Fly Line Selection
Fly Line Selection
You have your new fly rod, a five weight for example, and need a line. Go to the fly shop and say, “I need a weight forward floating line with a typical trout taper for my five weight rod.” Take what they hand you, and you will be able to fly fish successfully for years to come. You just bought the most common fly line sold, and it’s a better fly line than your grandfather could have bought at any price. But there are many options, some of which will enhance your fishing experience.
I just received a catalog listing 18 Scientific Angler and 24 Rio fly line types, not counting line sizes, plus there are other manufacturers with similar numbers of lines. Let’s narrow this down by using the decision tree in the image, knowing that we are fishing in the Rocky Mountains, and if elsewhere we won’t stumble over one of the decision blocks.

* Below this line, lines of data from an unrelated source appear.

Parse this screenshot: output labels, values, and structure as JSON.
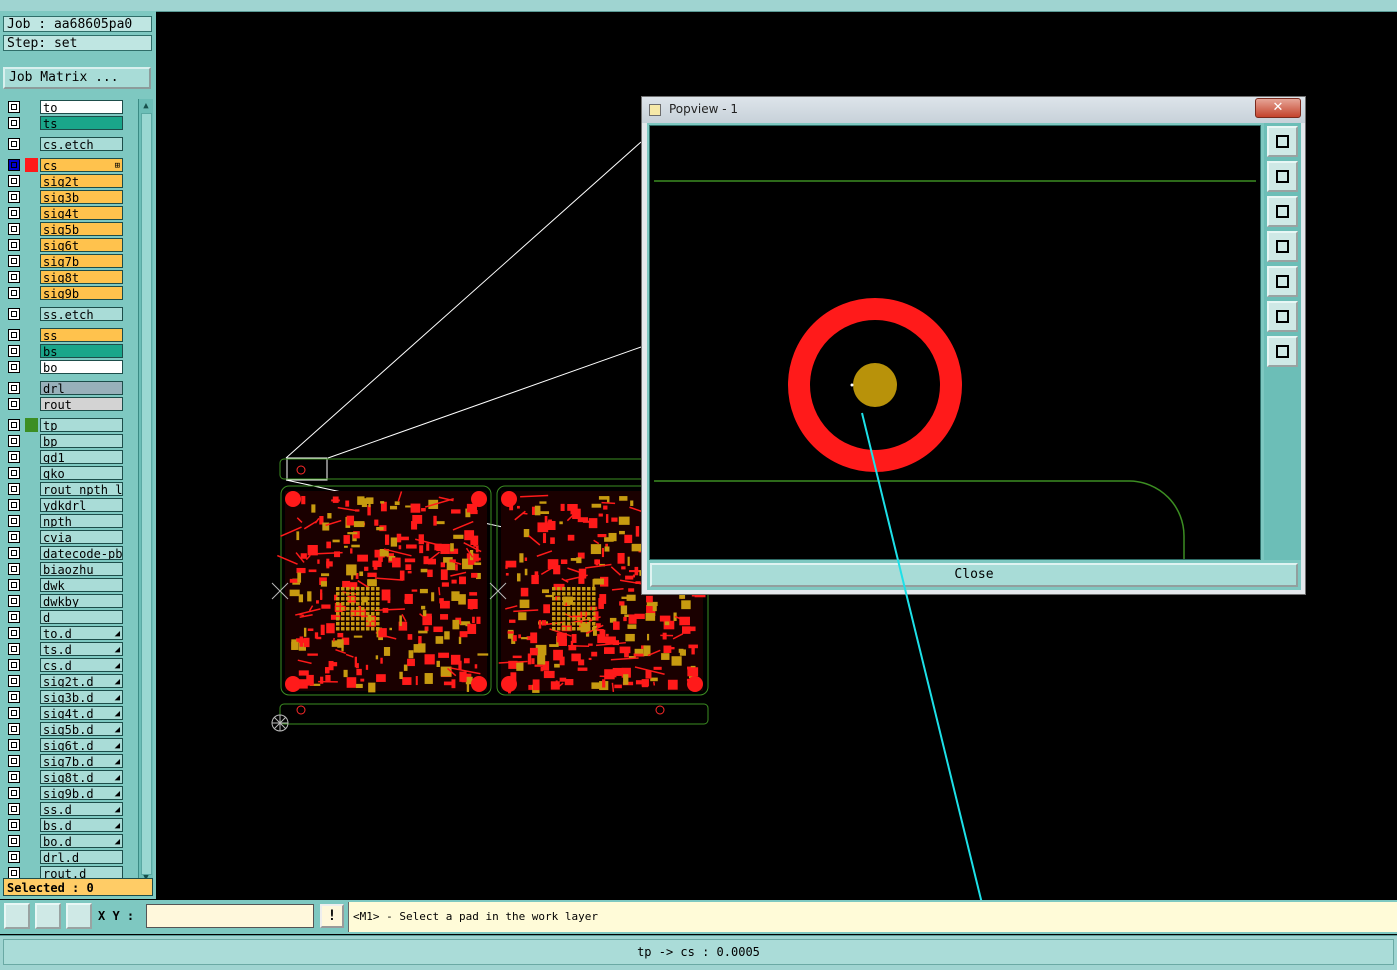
{
  "job": {
    "label": "Job : aa68605pa0",
    "step": "Step: set",
    "matrix_button": "Job Matrix ..."
  },
  "layers": [
    {
      "name": "to",
      "color": "#ffffff"
    },
    {
      "name": "ts",
      "color": "#1aa68a"
    },
    {
      "name": "cs.etch",
      "color": "#a9dcd7"
    },
    {
      "name": "cs",
      "color": "#ffc24d",
      "active": true
    },
    {
      "name": "sig2t",
      "color": "#ffc24d"
    },
    {
      "name": "sig3b",
      "color": "#ffc24d"
    },
    {
      "name": "sig4t",
      "color": "#ffc24d"
    },
    {
      "name": "sig5b",
      "color": "#ffc24d"
    },
    {
      "name": "sig6t",
      "color": "#ffc24d"
    },
    {
      "name": "sig7b",
      "color": "#ffc24d"
    },
    {
      "name": "sig8t",
      "color": "#ffc24d"
    },
    {
      "name": "sig9b",
      "color": "#ffc24d"
    },
    {
      "name": "ss.etch",
      "color": "#a9dcd7"
    },
    {
      "name": "ss",
      "color": "#ffc24d"
    },
    {
      "name": "bs",
      "color": "#1aa68a"
    },
    {
      "name": "bo",
      "color": "#ffffff"
    },
    {
      "name": "drl",
      "color": "#98b0ba"
    },
    {
      "name": "rout",
      "color": "#d3d3d3"
    },
    {
      "name": "tp",
      "color": "#a9dcd7",
      "swatch": "#3c8e22"
    },
    {
      "name": "bp",
      "color": "#a9dcd7"
    },
    {
      "name": "gd1",
      "color": "#a9dcd7"
    },
    {
      "name": "gko",
      "color": "#a9dcd7"
    },
    {
      "name": "rout_npth_la",
      "color": "#a9dcd7"
    },
    {
      "name": "ydkdrl",
      "color": "#a9dcd7"
    },
    {
      "name": "npth",
      "color": "#a9dcd7"
    },
    {
      "name": "cvia",
      "color": "#a9dcd7"
    },
    {
      "name": "datecode-pbe",
      "color": "#a9dcd7"
    },
    {
      "name": "biaozhu",
      "color": "#a9dcd7"
    },
    {
      "name": "dwk",
      "color": "#a9dcd7"
    },
    {
      "name": "dwkby",
      "color": "#a9dcd7"
    },
    {
      "name": "d",
      "color": "#a9dcd7"
    },
    {
      "name": "to.d",
      "color": "#a9dcd7",
      "flag": true
    },
    {
      "name": "ts.d",
      "color": "#a9dcd7",
      "flag": true
    },
    {
      "name": "cs.d",
      "color": "#a9dcd7",
      "flag": true
    },
    {
      "name": "sig2t.d",
      "color": "#a9dcd7",
      "flag": true
    },
    {
      "name": "sig3b.d",
      "color": "#a9dcd7",
      "flag": true
    },
    {
      "name": "sig4t.d",
      "color": "#a9dcd7",
      "flag": true
    },
    {
      "name": "sig5b.d",
      "color": "#a9dcd7",
      "flag": true
    },
    {
      "name": "sig6t.d",
      "color": "#a9dcd7",
      "flag": true
    },
    {
      "name": "sig7b.d",
      "color": "#a9dcd7",
      "flag": true
    },
    {
      "name": "sig8t.d",
      "color": "#a9dcd7",
      "flag": true
    },
    {
      "name": "sig9b.d",
      "color": "#a9dcd7",
      "flag": true
    },
    {
      "name": "ss.d",
      "color": "#a9dcd7",
      "flag": true
    },
    {
      "name": "bs.d",
      "color": "#a9dcd7",
      "flag": true
    },
    {
      "name": "bo.d",
      "color": "#a9dcd7",
      "flag": true
    },
    {
      "name": "drl.d",
      "color": "#a9dcd7"
    },
    {
      "name": "rout.d",
      "color": "#a9dcd7"
    }
  ],
  "selected_label": "Selected : 0",
  "toolbar": {
    "xy_label": "X Y :",
    "xy_value": "",
    "excl_label": "!"
  },
  "prompt": "<M1> - Select a pad in the work layer",
  "status": "tp -> cs : 0.0005",
  "popview": {
    "title": "Popview - 1",
    "close_x": "✕",
    "close_button": "Close"
  },
  "colors": {
    "pad_red": "#ff1a1a",
    "drill_gold": "#b8920a",
    "outline_green": "#3c8e22",
    "measure_cyan": "#1de0e8",
    "panel_teal": "#7ec8c1"
  }
}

Your five weight rod can range from a very fast action graphite to a very slow bamboo, with medium or progressive action being a common choice. Rods are tending to be faster, and line manufacturers know this. You can now buy a five weight line that is a 5 ½ or even a 6. It’s called “over-lining”, and it will make the rod load more quickly. On the other hand, you may cast better with your really slow rod “under-lined” with a 4 or 4 ½. Try over or under lining your rod to see how it feels.
Freshwater is an easy decision for us, but if you are going to fish salt water in a warm climate, you will need a stiff line, not to mention a rod bigger than your five weight.

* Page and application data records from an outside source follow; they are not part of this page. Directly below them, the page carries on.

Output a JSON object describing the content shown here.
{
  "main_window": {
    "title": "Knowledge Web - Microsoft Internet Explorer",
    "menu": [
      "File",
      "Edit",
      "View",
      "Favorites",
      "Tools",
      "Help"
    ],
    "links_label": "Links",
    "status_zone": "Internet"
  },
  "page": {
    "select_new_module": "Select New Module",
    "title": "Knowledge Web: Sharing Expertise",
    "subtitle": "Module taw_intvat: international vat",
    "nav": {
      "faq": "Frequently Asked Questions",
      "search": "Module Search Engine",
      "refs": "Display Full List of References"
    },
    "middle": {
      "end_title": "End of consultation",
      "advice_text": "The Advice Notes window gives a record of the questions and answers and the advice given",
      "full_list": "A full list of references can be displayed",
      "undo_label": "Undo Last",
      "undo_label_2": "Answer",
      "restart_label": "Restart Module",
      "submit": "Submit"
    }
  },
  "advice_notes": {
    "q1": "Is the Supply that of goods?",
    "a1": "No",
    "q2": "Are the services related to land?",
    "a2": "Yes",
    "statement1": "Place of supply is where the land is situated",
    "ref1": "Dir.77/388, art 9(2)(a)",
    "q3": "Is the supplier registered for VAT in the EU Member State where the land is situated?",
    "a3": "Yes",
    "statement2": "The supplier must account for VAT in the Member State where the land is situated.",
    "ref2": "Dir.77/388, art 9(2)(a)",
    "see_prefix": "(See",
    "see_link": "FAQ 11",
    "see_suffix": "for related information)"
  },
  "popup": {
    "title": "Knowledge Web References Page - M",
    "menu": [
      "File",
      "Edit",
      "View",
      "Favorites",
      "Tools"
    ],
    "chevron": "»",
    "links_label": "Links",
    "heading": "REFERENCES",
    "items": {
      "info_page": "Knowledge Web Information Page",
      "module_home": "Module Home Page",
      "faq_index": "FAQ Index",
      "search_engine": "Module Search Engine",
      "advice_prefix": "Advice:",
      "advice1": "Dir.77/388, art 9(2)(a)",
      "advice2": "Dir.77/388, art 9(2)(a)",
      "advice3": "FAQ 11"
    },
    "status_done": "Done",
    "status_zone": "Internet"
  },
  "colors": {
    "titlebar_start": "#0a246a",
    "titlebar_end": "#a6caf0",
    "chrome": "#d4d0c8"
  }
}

The type of line is almost as easy of decision. A floating line is a must. How else will we fish dry flies? Your second line will be a sinking line, most likely an intermediate (sinks, but not much). This will facilitate stripping streamers in lakes and bigger rivers. Should you begin to specialize, there are floating lines with sinking tips and full sinking lines with different sink rates.

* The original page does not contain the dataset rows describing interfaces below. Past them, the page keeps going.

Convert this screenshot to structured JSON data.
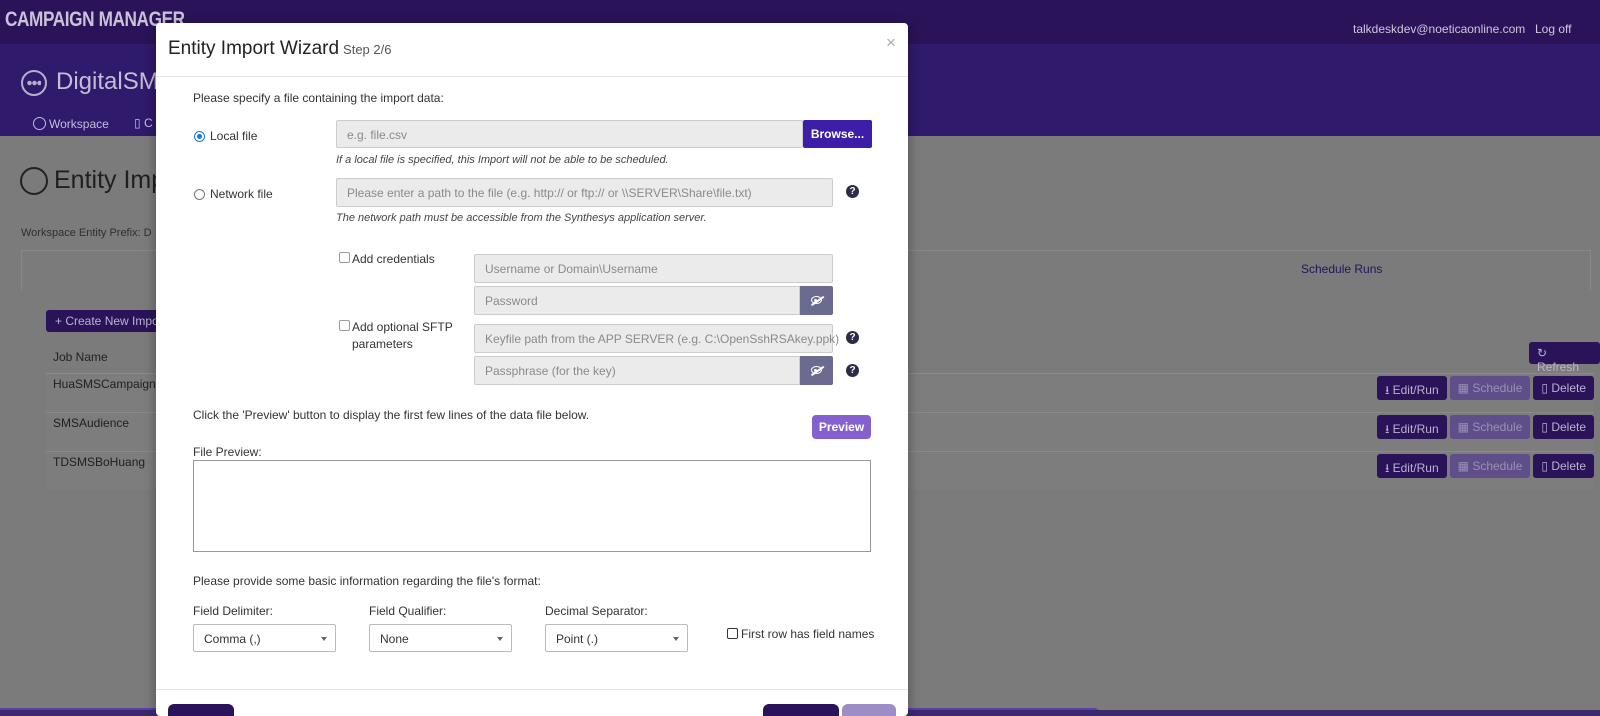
{
  "app": {
    "brand": "CAMPAIGN MANAGER",
    "user_email": "talkdeskdev@noeticaonline.com",
    "logoff_label": "Log off",
    "title": "DigitalSM",
    "nav_workspace": "Workspace",
    "nav_other": "C"
  },
  "page": {
    "title": "Entity Imp",
    "workspace_prefix": "Workspace Entity Prefix: D",
    "schedule_runs_tab": "Schedule Runs",
    "create_button": "+ Create New Impo",
    "refresh_button": "Refresh",
    "job_name_header": "Job Name",
    "jobs": [
      {
        "name": "HuaSMSCampaignE",
        "edit": "Edit/Run",
        "schedule": "Schedule",
        "delete": "Delete"
      },
      {
        "name": "SMSAudience",
        "edit": "Edit/Run",
        "schedule": "Schedule",
        "delete": "Delete"
      },
      {
        "name": "TDSMSBoHuang",
        "edit": "Edit/Run",
        "schedule": "Schedule",
        "delete": "Delete"
      }
    ]
  },
  "modal": {
    "title": "Entity Import Wizard",
    "step": "Step 2/6",
    "close": "×",
    "specify_file": "Please specify a file containing the import data:",
    "local_file_label": "Local file",
    "local_file_placeholder": "e.g. file.csv",
    "browse_label": "Browse...",
    "local_file_hint": "If a local file is specified, this Import will not be able to be scheduled.",
    "network_file_label": "Network file",
    "network_file_placeholder": "Please enter a path to the file (e.g. http:// or ftp:// or \\\\SERVER\\Share\\file.txt)",
    "network_file_hint": "The network path must be accessible from the Synthesys application server.",
    "add_credentials_label": "Add credentials",
    "username_placeholder": "Username or Domain\\Username",
    "password_placeholder": "Password",
    "sftp_label_line1": "Add optional SFTP",
    "sftp_label_line2": "parameters",
    "keyfile_placeholder": "Keyfile path from the APP SERVER (e.g. C:\\OpenSshRSAkey.ppk)",
    "passphrase_placeholder": "Passphrase (for the key)",
    "preview_instruction": "Click the 'Preview' button to display the first few lines of the data file below.",
    "preview_button": "Preview",
    "file_preview_label": "File Preview:",
    "format_instruction": "Please provide some basic information regarding the file's format:",
    "field_delimiter_label": "Field Delimiter:",
    "field_delimiter_value": "Comma (,)",
    "field_qualifier_label": "Field Qualifier:",
    "field_qualifier_value": "None",
    "decimal_separator_label": "Decimal Separator:",
    "decimal_separator_value": "Point (.)",
    "first_row_label": "First row has field names",
    "help_glyph": "?"
  },
  "colors": {
    "brand_dark": "#2a1358",
    "browse_button": "#3d1ea8",
    "preview_button": "#8561d0"
  }
}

Now we get to style, and this is where manufacturers encourage specialization – lines for bass, trout, salmon, etc. But, there are two basic styles: WF (weight forward) and DT (double taper). The mass of a WF is in the head or front end. This makes for good “shooting” or long casts, but diminishes line control. Mending and roll casts are harder for the inexperienced. Still, faster rods perform better with WF lines, and most casts distances are within acceptable line control range. The mass of a double taper line is spread over the body of the line. This makes for good mending and roll casts along with delicate fly deliveries, but it shortens distance.
Rule of thumb:
WF for faster rods (maybe over-lined), or when mostly nymph fishing.
DT for slower rods (maybe under-lined), or when mostly dry fly fishing.
A common “trout” taper in either case.
Remember, as you casting skills improve, your fly line of choice for a particular rod may change. What feels best in your hands matters. Finally, the best line choice will improve a mediocre rod, and the worse line choice will ruin a great rod.